From January to July 2012, the UK Green Building Council is holding a series of events which aim to explore a comprehensive range of sustainability themes and strategies using the London 2012 construction project as a platform for discussion and learning. The first event, held on 17 January 2012, featured the Olympic Velodrome, providing a holistic perspective on creating a sustainable venue from the entire project team – from client to architect to supplier. Presentations and a video of highlights of the event are available online. Further events cover: the acquatics centres (28 February 2012); the stadium (17 April 2012); the athletes’ village (15 May 2012); and temporary venues (19 June 2012).
The latest project in Stockholm´s drive for sustainable city planning is called Stockholm Royal Seaport (Norra Djurgårdsstaden). The project is very extensive, constituting one of the largest city planning projects in Europe. As such, it is also very ambitious in its goals to create a district that can function as a model for other growing cities around the world. When finished, Stockholm Royal Seaport plans to hold 10.000 new apartments and 30.000 new work places. In addition to housing and offices, the area will also include urban parks, an art gallery and a harbor for cruise ships.
The Art of the Possible. Using secondary data to detect social and economic impacts from investments in culture and sport: a feasibility study
This report by the Department for Culture, Media & Sport (DCMS) CASE research team looks at what we already know about the social and economic ‘value’ of culture in society from past research studies. The past studies under review look at the positive knock-on effects of investment in cultural facilities (including the subsequent ‘gentrification’ of an area, increased levels of employment, increased house prices etc).
The Audience Agency has produced a new set of guidelines for audience research at outdoor events, designed specifically to support the unprecedented activities and opportunities of 2012. On 24 January 2012, a free symposium was held to share these guidelines with the outdoor arts sector. Presentations from this event are also available online.
The former vice-chancellor of the University of Hertfordshire and HEFCE board member Professor Sir Tim Wilson was asked by the Government to undertake a review into how universities work with business to ensure graduate skills and employability meet the needs of business, and to maximise the university sector’s capabilities in business-led research and innovation.
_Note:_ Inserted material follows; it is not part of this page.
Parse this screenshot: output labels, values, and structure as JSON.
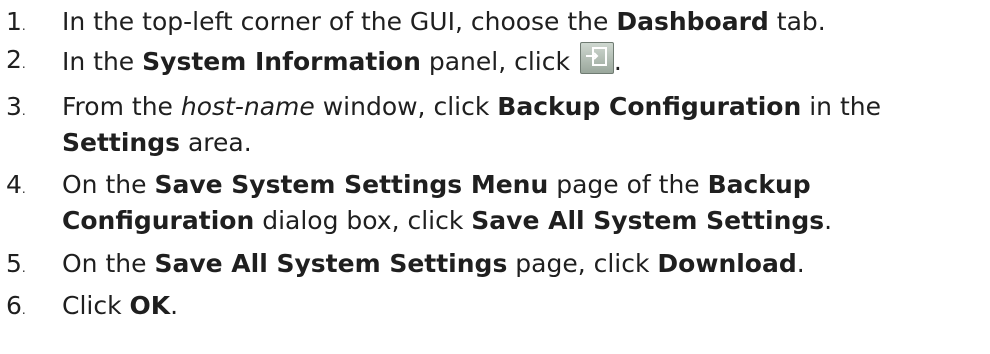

His report makes a series of recommendations for universities, business and the Government. [loaded 28 February 2012]
This report from the Joseph Rowntree Foundation examines what does and doesn’t work in building new communities and shows how to build more homes, better neighbourhoods and stronger communities. This is a report of the Sustainable Urban Neighbourhoods Network (SUNN), which was established in 2009 to explore first hand the experience of developing new urban neighbourhoods in England. Based on ‘looking and learning’ in thirteen new communities in ten English towns and cities, the report shows how to build more homes, better neighbourhoods and stronger communities in both growth and regeneration areas.
Local enterprise partnerships (LEPs) lack the scale and scope to foster growth in the north of England, according to a report from the Smith Institute.
On 21 February 2012 Architecture+DesignScotland (A+DS) hosted a day of workshops to explore the possible futures for Scottish High Streets. The thinking was informed by the Mary Portas Review, the research evaluation of the Town Centres Regeneration Fund (TCRF) in Scotland and the exhibition by A+DS on the High Street. The morning workshop, organised in partnership with Scotland’s Towns Partnership, focused on the perspective of policymakers, practitioners and researchers in the field of town centre management. Information on the event is available online.
The London Assembly Transport Committee’s update report sets out four key actions that are needed if the Mayor’s ambition to see passenger journeys on the Thames hit 12 million a year are to become a reality. Since the Committee’s previous review of river services in 2006, there have been some developments in the expansion of river services and passenger numbers have grown, but the service is still not reaching its full potential. The Committee believes the potential for further growth is hampered by the absence of a clear strategic plan to drive improvements and a lack of commitment from Transport for London.